Conservation of long-lived species requires identifying and protecting the areas and resources they use throughout their life cycle and the year. The Golden Eagle (Aquila chrysaetos) is a long-lived species that exhibits deferred breeding, resulting in a long (i.e., > three years) natal dispersal period. The Natal dispersal of Golden Eagles is poorly documented, and we know little about the areas they inhabit and the resources they use during this period. We have been quantifying the year-round movements of migratory Golden Eagles raised in Denali National Park and Preserved, Alaska, since 1997 using satellite and GSM telemetry. Our study results provide new information on the movements during the natal dispersal period, including during the nesting season. Our study results show that non-territorial golden eagles’ activities are very different from those of territorial golden eagles during the nesting season.

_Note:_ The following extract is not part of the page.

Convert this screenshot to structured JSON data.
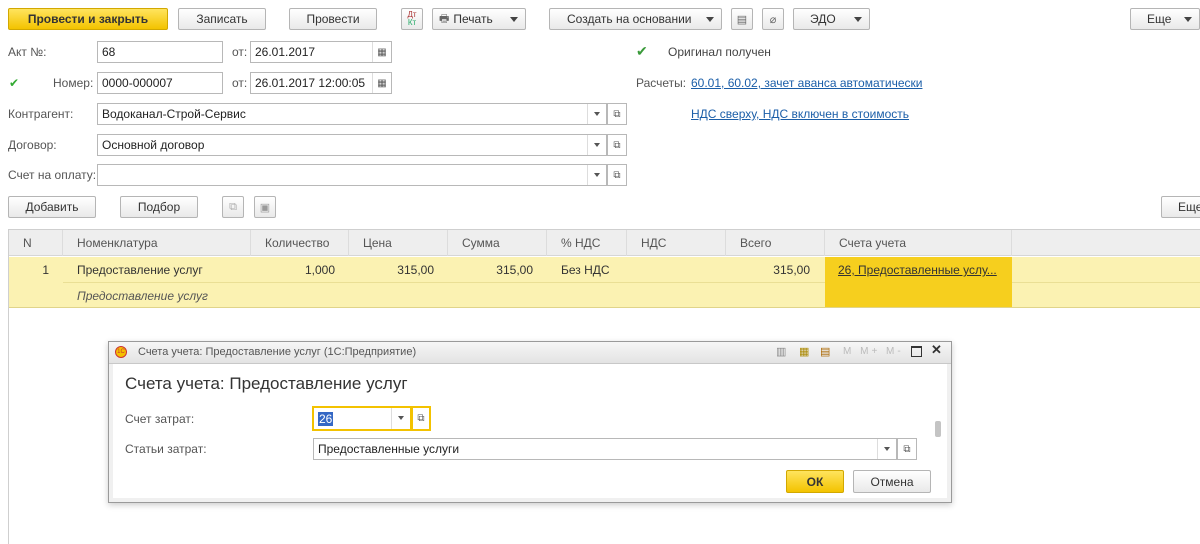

From courtship through the dispersal of young, the nesting season for migratory Golden Eagles in interior and northern Alaska extends from mid-February through early October. After returning to Alaska (from mid-February to early April), territorial eagles remain in and near their territories. In contrast, pre-adult non-territorial eagles return to Alaska much later than territorial eagles (i.e., from mid-April through early June). They often exhibit nomadic behaviors for part of the nesting season. In contrast, some settle temporarily (several weeks to several months) in specific areas, including areas on Alaska’s Arctic Coastal Plain in northern Alaska and the vast wetlands of the western Seward Peninsula in western Alaska. The repeated use of these areas by multiple telemetered eagles over many years suggests that they provide essential habitats and resources for Alaska’s migratory Golden Eagles before they enter a breeding population. Our studies also indicate that Alaska’s areas during the nesting season by non-territorial and territorial Golden Eagles are very different. Quantifying these differences can help us identify and hopefully protect the places and resources needed for territorial and non-territorial Golden Eagles in Alaska.